_Aim of the task_. What you return must match every record word for word.

(Data for processing begins)

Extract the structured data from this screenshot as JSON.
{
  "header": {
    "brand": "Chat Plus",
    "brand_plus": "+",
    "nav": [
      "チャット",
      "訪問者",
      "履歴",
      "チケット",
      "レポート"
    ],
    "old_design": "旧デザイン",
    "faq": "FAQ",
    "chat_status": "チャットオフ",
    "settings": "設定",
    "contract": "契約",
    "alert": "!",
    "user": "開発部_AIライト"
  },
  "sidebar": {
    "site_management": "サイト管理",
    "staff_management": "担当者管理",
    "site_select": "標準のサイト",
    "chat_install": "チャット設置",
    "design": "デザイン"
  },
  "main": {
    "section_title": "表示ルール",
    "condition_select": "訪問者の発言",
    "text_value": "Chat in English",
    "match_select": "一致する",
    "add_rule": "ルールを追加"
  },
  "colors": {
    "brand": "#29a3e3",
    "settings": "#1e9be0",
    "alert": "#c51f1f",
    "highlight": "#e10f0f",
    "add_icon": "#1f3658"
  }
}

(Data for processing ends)

_Answer to this task_.
Extract the structured data from this screenshot as JSON.
{
  "header": {
    "brand": "Chat Plus",
    "brand_plus": "+",
    "nav": [
      "チャット",
      "訪問者",
      "履歴",
      "チケット",
      "レポート"
    ],
    "old_design": "旧デザイン",
    "faq": "FAQ",
    "chat_status": "チャットオフ",
    "settings": "設定",
    "contract": "契約",
    "alert": "!",
    "user": "開発部_AIライト"
  },
  "sidebar": {
    "site_management": "サイト管理",
    "staff_management": "担当者管理",
    "site_select": "標準のサイト",
    "chat_install": "チャット設置",
    "design": "デザイン"
  },
  "main": {
    "section_title": "表示ルール",
    "condition_select": "訪問者の発言",
    "text_value": "Chat in English",
    "match_select": "一致する",
    "add_rule": "ルールを追加"
  },
  "colors": {
    "brand": "#29a3e3",
    "settings": "#1e9be0",
    "alert": "#c51f1f",
    "highlight": "#e10f0f",
    "add_icon": "#1f3658"
  }
}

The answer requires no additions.